Could you retype the whole listing, word for word?

### GIVEN ENTRIES:
^^^^^^^^

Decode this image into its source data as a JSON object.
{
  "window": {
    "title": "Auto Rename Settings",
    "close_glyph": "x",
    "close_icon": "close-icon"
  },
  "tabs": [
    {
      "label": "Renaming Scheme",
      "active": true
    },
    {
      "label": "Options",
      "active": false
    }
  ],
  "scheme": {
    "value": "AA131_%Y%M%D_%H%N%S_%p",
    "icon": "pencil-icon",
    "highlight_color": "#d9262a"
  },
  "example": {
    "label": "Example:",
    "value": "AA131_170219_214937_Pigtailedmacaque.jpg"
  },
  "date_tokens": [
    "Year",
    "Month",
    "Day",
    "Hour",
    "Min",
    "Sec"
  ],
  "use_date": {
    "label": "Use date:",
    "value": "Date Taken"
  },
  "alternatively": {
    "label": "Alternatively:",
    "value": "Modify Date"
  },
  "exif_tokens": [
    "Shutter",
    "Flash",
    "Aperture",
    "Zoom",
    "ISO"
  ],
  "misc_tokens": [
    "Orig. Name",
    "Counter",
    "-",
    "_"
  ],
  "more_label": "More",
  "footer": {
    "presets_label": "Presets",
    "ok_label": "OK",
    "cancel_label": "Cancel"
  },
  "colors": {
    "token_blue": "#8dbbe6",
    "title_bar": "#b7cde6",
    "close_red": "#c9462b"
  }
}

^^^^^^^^

### TASK RESULT:
Decode this image into its source data as a JSON object.
{
  "window": {
    "title": "Auto Rename Settings",
    "close_glyph": "x",
    "close_icon": "close-icon"
  },
  "tabs": [
    {
      "label": "Renaming Scheme",
      "active": true
    },
    {
      "label": "Options",
      "active": false
    }
  ],
  "scheme": {
    "value": "AA131_%Y%M%D_%H%N%S_%p",
    "icon": "pencil-icon",
    "highlight_color": "#d9262a"
  },
  "example": {
    "label": "Example:",
    "value": "AA131_170219_214937_Pigtailedmacaque.jpg"
  },
  "date_tokens": [
    "Year",
    "Month",
    "Day",
    "Hour",
    "Min",
    "Sec"
  ],
  "use_date": {
    "label": "Use date:",
    "value": "Date Taken"
  },
  "alternatively": {
    "label": "Alternatively:",
    "value": "Modify Date"
  },
  "exif_tokens": [
    "Shutter",
    "Flash",
    "Aperture",
    "Zoom",
    "ISO"
  ],
  "misc_tokens": [
    "Orig. Name",
    "Counter",
    "-",
    "_"
  ],
  "more_label": "More",
  "footer": {
    "presets_label": "Presets",
    "ok_label": "OK",
    "cancel_label": "Cancel"
  },
  "colors": {
    "token_blue": "#8dbbe6",
    "title_bar": "#b7cde6",
    "close_red": "#c9462b"
  }
}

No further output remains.